= Brief =
Report every line below that holds the word "name".
Data for this task Block Start
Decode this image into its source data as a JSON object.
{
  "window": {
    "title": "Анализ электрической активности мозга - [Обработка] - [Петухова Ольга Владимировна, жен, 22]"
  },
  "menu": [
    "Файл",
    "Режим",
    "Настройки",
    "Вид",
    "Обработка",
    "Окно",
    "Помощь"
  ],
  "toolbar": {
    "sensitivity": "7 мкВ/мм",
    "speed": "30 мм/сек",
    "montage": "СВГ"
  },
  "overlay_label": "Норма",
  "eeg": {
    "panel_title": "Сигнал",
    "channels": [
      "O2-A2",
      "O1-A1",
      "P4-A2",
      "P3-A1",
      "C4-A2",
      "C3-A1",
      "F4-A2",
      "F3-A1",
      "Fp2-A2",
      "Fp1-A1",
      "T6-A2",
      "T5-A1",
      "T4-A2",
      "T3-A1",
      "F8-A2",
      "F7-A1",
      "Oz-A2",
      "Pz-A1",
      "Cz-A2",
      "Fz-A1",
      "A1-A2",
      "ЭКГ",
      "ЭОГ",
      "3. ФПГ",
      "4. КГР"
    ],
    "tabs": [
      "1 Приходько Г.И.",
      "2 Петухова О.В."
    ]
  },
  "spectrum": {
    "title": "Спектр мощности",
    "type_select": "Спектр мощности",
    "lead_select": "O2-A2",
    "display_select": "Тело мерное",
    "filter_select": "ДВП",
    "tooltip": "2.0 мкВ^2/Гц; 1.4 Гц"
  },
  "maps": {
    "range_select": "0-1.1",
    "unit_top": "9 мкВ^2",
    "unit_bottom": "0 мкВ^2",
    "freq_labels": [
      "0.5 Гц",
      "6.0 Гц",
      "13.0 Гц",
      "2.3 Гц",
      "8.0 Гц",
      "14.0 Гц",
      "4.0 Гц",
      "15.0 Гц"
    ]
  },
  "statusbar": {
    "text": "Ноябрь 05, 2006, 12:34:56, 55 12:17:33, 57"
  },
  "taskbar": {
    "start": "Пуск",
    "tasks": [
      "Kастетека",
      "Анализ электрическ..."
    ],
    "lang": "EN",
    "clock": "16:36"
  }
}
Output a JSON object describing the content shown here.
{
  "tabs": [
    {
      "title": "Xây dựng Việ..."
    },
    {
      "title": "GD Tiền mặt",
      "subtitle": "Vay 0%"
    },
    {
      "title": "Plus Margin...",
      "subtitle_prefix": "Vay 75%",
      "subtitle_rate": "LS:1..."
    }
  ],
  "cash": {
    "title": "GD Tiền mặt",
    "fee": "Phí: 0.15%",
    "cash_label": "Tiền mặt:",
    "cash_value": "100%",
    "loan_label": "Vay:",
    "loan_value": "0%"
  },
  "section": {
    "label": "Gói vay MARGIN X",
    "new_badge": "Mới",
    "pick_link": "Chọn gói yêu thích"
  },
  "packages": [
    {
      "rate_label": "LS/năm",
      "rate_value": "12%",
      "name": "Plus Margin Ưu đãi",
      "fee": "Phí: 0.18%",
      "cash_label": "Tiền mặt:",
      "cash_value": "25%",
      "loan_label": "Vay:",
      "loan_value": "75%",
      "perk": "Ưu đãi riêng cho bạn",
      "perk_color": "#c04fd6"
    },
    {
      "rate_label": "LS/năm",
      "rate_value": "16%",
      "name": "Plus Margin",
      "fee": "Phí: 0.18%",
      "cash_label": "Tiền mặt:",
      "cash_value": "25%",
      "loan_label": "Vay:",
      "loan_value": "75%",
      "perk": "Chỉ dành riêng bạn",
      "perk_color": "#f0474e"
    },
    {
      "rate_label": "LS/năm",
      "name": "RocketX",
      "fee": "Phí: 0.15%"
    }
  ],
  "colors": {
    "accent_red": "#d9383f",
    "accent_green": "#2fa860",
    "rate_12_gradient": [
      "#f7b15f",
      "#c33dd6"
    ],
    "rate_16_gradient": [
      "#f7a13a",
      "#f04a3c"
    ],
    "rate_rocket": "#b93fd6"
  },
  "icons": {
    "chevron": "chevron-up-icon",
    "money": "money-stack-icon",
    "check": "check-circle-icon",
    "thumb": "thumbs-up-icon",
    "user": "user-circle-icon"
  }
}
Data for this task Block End
= Reply to the exercise =
      "name": "Plus Margin Ưu đãi",
      "name": "Plus Margin",
      "name": "RocketX",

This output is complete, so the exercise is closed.